When comparing Edwards’ 2019 victory to his 2015 one, the swings are less dramatic, but still impressive. This comparison shows just how much better he did in the East Bank in particular, while improving by smaller margins in most of the West Bank. Edwards actually did slightly worse in 2019 than in 2015 in several places in southwestern Jefferson Parish, probably because those areas are more rural and less suburban than most of the parish.
An important point to note here is the election that I’m comparing 2019 to – 2008. In 2008, Barack Obama inspired African-Americans across the country to turn out in large numbers and vote almost unanimously for him. In most places, it is simply not possible for African-Americans to vote any more Democratic than they did in 2008. Therefore, these massive swings toward Edwards were driven mostly by white people shifting their voting preferences from McCain to Edwards. It is thus clear that Edwards successfully replaced the conservative Cajuns who he lost in 2019 with white New Orleans suburbanites, thus trading rural white voters for suburban white voters.

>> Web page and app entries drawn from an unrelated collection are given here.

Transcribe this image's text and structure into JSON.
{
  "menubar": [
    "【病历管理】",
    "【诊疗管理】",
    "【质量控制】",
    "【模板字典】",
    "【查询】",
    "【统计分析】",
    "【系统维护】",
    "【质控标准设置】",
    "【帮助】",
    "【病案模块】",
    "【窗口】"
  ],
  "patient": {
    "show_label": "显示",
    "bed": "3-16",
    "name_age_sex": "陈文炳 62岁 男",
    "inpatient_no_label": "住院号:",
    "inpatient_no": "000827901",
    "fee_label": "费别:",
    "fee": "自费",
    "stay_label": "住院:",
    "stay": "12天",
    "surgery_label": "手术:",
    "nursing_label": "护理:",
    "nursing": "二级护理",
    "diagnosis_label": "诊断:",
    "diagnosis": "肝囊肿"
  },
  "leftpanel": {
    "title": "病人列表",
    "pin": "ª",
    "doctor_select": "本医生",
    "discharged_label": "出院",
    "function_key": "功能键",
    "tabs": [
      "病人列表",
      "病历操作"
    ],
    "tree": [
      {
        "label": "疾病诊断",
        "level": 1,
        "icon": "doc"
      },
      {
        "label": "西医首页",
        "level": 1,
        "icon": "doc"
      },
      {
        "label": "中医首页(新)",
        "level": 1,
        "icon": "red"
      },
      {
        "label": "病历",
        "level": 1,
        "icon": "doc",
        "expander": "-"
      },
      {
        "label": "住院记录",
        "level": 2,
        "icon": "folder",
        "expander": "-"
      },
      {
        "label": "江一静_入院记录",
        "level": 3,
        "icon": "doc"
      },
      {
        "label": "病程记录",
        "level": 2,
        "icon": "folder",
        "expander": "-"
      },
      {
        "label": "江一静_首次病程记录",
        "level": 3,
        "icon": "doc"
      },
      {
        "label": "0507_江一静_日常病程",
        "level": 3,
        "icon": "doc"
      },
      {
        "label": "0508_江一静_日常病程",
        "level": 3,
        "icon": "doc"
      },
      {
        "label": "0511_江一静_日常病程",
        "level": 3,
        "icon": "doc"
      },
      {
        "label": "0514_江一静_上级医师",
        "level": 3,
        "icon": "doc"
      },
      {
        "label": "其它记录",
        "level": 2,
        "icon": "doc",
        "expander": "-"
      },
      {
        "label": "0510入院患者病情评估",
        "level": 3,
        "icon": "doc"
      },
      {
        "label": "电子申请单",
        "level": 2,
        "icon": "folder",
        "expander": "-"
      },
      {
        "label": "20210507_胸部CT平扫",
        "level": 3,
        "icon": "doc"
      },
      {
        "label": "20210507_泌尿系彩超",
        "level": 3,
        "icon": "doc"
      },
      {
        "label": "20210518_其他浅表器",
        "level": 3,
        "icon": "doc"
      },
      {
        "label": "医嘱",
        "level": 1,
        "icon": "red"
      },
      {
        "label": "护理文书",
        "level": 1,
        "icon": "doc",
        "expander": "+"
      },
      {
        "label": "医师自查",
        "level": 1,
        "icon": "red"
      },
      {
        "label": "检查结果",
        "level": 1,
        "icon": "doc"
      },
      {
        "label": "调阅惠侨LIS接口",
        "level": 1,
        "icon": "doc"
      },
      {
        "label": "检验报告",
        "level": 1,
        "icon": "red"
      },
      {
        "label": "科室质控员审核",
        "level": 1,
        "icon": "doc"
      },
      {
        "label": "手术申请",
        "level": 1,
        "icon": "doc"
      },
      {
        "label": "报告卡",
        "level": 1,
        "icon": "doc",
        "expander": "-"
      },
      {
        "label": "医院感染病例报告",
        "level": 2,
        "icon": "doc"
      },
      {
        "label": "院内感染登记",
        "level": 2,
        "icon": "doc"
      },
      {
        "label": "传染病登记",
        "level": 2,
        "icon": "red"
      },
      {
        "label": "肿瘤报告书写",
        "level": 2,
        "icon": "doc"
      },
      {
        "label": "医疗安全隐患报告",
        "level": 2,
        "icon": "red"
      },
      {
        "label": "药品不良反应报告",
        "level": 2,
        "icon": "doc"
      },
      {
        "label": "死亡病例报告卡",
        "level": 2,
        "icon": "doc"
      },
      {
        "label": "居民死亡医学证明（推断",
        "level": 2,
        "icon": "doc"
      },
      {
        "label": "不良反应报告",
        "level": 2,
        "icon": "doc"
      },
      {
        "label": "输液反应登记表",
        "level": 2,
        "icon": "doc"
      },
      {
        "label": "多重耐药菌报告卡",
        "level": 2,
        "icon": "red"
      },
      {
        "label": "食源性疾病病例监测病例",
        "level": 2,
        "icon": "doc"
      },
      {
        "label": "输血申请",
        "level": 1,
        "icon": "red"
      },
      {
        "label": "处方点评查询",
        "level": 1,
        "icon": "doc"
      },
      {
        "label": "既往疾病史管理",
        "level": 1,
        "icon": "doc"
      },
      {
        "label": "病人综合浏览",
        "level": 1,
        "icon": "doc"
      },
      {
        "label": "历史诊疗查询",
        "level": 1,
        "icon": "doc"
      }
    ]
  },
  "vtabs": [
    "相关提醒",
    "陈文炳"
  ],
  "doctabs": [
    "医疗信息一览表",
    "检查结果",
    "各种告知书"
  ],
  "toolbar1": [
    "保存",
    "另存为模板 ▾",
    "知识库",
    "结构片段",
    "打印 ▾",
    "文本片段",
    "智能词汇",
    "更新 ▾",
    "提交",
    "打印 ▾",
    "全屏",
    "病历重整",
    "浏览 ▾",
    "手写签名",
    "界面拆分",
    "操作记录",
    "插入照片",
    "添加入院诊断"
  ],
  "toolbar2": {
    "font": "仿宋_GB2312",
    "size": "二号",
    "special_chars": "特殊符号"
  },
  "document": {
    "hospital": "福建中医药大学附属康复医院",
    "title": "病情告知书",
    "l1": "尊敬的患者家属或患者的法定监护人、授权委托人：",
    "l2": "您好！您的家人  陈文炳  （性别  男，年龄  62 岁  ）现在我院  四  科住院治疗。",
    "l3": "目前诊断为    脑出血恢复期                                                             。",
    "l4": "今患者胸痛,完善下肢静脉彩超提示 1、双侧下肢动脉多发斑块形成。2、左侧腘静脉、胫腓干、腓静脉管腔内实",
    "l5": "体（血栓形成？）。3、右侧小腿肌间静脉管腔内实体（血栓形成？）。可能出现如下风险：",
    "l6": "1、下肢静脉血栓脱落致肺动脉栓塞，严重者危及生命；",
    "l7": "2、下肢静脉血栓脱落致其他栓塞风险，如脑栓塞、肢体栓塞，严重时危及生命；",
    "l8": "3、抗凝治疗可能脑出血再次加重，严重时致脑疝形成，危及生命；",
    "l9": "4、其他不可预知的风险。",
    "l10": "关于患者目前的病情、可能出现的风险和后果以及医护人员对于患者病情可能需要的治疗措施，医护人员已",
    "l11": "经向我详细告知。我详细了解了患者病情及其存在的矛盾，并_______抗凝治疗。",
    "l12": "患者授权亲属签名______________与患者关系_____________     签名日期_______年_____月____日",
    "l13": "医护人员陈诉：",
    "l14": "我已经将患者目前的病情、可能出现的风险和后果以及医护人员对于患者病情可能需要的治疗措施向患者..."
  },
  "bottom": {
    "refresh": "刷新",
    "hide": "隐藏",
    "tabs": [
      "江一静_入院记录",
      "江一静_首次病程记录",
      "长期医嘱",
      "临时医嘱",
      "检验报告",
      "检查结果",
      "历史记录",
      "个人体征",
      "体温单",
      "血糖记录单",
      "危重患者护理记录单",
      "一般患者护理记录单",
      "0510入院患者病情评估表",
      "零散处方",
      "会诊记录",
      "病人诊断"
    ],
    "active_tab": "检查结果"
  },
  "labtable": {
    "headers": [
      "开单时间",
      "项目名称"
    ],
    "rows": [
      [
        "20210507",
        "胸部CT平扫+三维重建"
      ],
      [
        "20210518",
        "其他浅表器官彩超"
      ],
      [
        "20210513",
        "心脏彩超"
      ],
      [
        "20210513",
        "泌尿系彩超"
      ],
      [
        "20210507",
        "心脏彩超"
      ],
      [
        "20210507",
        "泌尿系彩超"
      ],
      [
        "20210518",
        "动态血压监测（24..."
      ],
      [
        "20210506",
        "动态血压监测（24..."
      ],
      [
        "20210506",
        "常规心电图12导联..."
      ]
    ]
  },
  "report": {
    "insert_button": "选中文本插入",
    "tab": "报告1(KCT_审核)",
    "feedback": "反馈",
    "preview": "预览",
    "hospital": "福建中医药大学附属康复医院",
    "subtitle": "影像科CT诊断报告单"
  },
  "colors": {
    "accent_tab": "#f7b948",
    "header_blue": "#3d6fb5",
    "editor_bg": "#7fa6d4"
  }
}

Democrats have been making this same trade in countless other places across America since Trump was elected, though usually not at the scale at which Edwards swung New Orleans’ white suburbanites toward him.
Comparing the 2015 and 2019 elections to show which districts swung from Edwards to Rispone and from Vitter to Edwards shows the pattern well. Ten state House districts and four state senate districts swung from Edwards in 2015 to Rispone in 2019, while one state House district and one state Senate district (both based in eastern Metairie) swung from Vitter in 2015 to Edwards in 2019.
One notable aspect of this election is that Democrats downballot were mostly unable to take advantage of Edwards’ success in the gubernatorial race. Five state senate districts that voted for Edwards also elected a Republican to the state senate, and four of those Republicans did not even face a Democratic challenger. This allowed the Republicans to win a supermajority in the state Senate. Democrats’ record in the state House was slightly better – seven state House districts that voted for Edwards elected Republicans, and two elected Independents. Of those seven Republicans, three of them did not face Democratic challengers, and neither of the two Independents did – one of them was unopposed, and the other faced a Republican. In addition, a Democrat, Mack Cormier, actually defeated an incumbent Republican, Chris Leopold, in a district that Edwards won by a 62-38 margin. That, plus the Democrats lucking out in heavily-Republican HD-19 by their candidate, Francis Thompson, picking up that district unopposed, prevented Republicans from also winning a supermajority in the state House, thereby preventing Republicans from overriding Edwards’ vetoes on party-line votes.
Finally, here are the gubernatorial results by State Senate district and the change from 2015: